She recalled that on a recent trip to China—a country that historically has had little exposure to the African diaspora—everywhere she went people took photos of her. “As a black person, it’s like that for me everywhere I go,” Horn admitted. “People look at me like, ‘Why are you in this neighborhood or in this grocery store or on this plane?’ They look at me like I don’t belong, no matter where I am.

“Trying to talk about this with my audience is not very easy because people think that as a jazz singer, people love me all over the world.
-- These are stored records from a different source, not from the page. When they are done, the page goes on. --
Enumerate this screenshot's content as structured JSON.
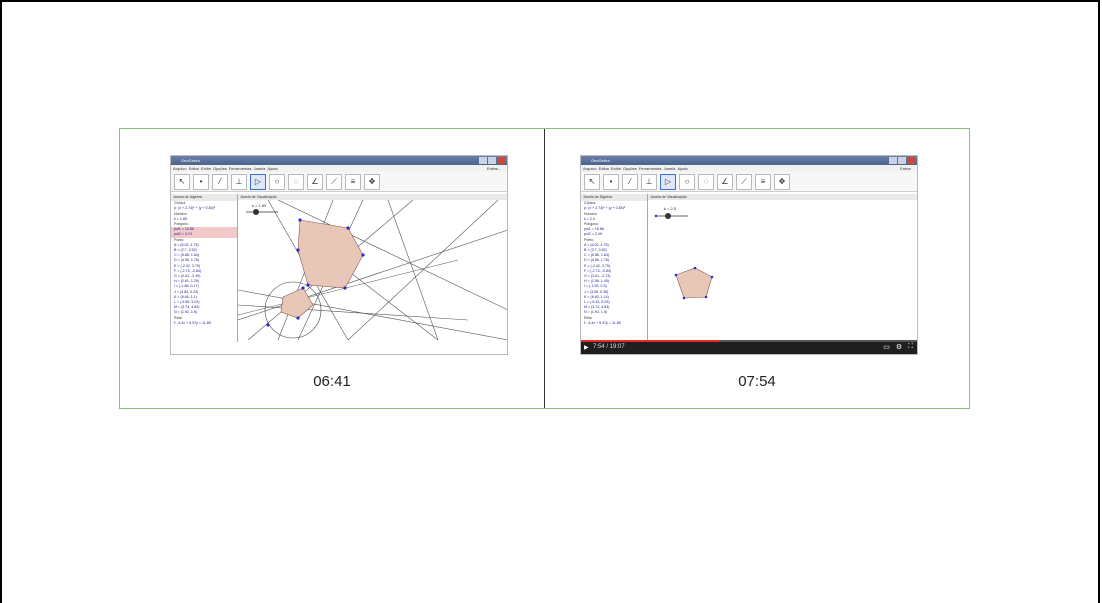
{
  "frames": [
    {
      "timestamp": "06:41",
      "app_title": "GeoGebra",
      "menu": [
        "Arquivo",
        "Editar",
        "Exibir",
        "Opções",
        "Ferramentas",
        "Janela",
        "Ajuda"
      ],
      "entrar": "Entrar...",
      "algebra_header": "Janela de Álgebra",
      "graphics_header": "Janela de Visualização",
      "slider_label": "k = 1.85",
      "algebra_items": [
        "Cônica",
        "p: (x + 2.74)² + (y + 0.84)²",
        "Número",
        "k = 1.85",
        "Polígono",
        "pol1 = 15.86",
        "pol2 = 3.74",
        "Ponto",
        "A = (6.02, 4.75)",
        "B = (2.7, 3.52)",
        "C = (5.86, 1.64)",
        "D = (4.96, 1.76)",
        "E = (-2.42, 3.79)",
        "F = (-2.74, -0.84)",
        "G = (2.61, -2.49)",
        "H = (2.61, 1.29)",
        "I = (-1.86, 0.17)",
        "J = (3.83, 0.23)",
        "K = (6.46, 1.1)",
        "L = (-5.59, 5.02)",
        "M = (3.74, 4.83)",
        "N = (1.92, 1.5)",
        "Reta",
        "f: -4.4x + 5.37y = 11.85"
      ]
    },
    {
      "timestamp": "07:54",
      "app_title": "GeoGebra",
      "menu": [
        "Arquivo",
        "Editar",
        "Exibir",
        "Opções",
        "Ferramentas",
        "Janela",
        "Ajuda"
      ],
      "entrar": "Entrar",
      "algebra_header": "Janela de Álgebra",
      "graphics_header": "Janela de Visualização",
      "slider_label": "k = 2.5",
      "player_time": "7:54 / 19:07",
      "progress": 0.41,
      "algebra_items": [
        "Cônica",
        "p: (x + 2.74)² + (y + 0.84)²",
        "Número",
        "k = 2.5",
        "Polígono",
        "pol1 = 15.86",
        "pol2 = 2.49",
        "Ponto",
        "A = (6.02, 4.75)",
        "B = (2.7, 3.52)",
        "C = (5.86, 1.64)",
        "D = (4.96, 1.76)",
        "E = (-2.42, 3.79)",
        "F = (-2.74, -0.84)",
        "G = (2.61, -2.73)",
        "H = (2.56, 1.45)",
        "I = (-1.93, 0.3)",
        "J = (3.55, 0.35)",
        "K = (6.93, 1.14)",
        "L = (-5.43, 5.03)",
        "M = (3.74, 4.83)",
        "N = (1.92, 1.5)",
        "Reta",
        "f: -4.4x + 5.37y = 11.85"
      ]
    }
  ],
  "colors": {
    "border_green": "#8dbf7a",
    "polygon_fill": "#e8c7b8",
    "point_blue": "#2b2bd0"
  }
}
But not everybody likes jazz music, and not everybody knows I’m a jazz singer. [Also], my audience is not coming to my show to hear this…they’re coming to be uplifted and healed, and my mission is to uplift and heal them. However, my platform is also a place where I can heal myself, and that is my reality. So there has to be a balance.”

On September 9, after a balance-restoring break from touring in August, Horn will kick off the new album with a concert at (le) poisson rouge, a high-tech, eclectic cabaret space in New York City that’s hosted performers as disparate as rock icon Iggy Pop, author Salman Rushdie, opera star Anna Netrebko, and jazz pianist Brad Mehldau. Then, with the album launched and a new tour underway, Horn will turn her sights to the next album.

Already Horn is writing music for this album—no surprise to those who know her, who suggest that she might already have it all planned out. When asked about these plans, Horn offers the cut, “Out the Window,” from Love and Liberation, as a preview of what’s to come—a fast-clip swing tune featuring stacked horns, cymbal rides, and classic changes. “I’d like to work with a big band,” said Horn with a smile. “So I’m thinking about it.”

She’s also planning to publish a book of poetry soon after the album drops, maybe before the holidays or in early 2020. “I have a publishing company,” she said. “So right now I’m just looking for distribution. I love poetry, and I have so many poems that are not published and songs that are not recorded.”

She keeps her jottings for these poems and songs in a notebook that she carries everywhere. It’s curious to think that in that small notebook might lie one path to the future of modern jazz. But Horn sums it up her own way. “I want to encourage people to be open,” she said. “Because my approach to [music] is something you have never heard. It’s going to sound like a standard, but it’s not. It’s music that takes the torch and carries it forward.”

 (Reprinted from September 2019 issue of Downbeat magazine)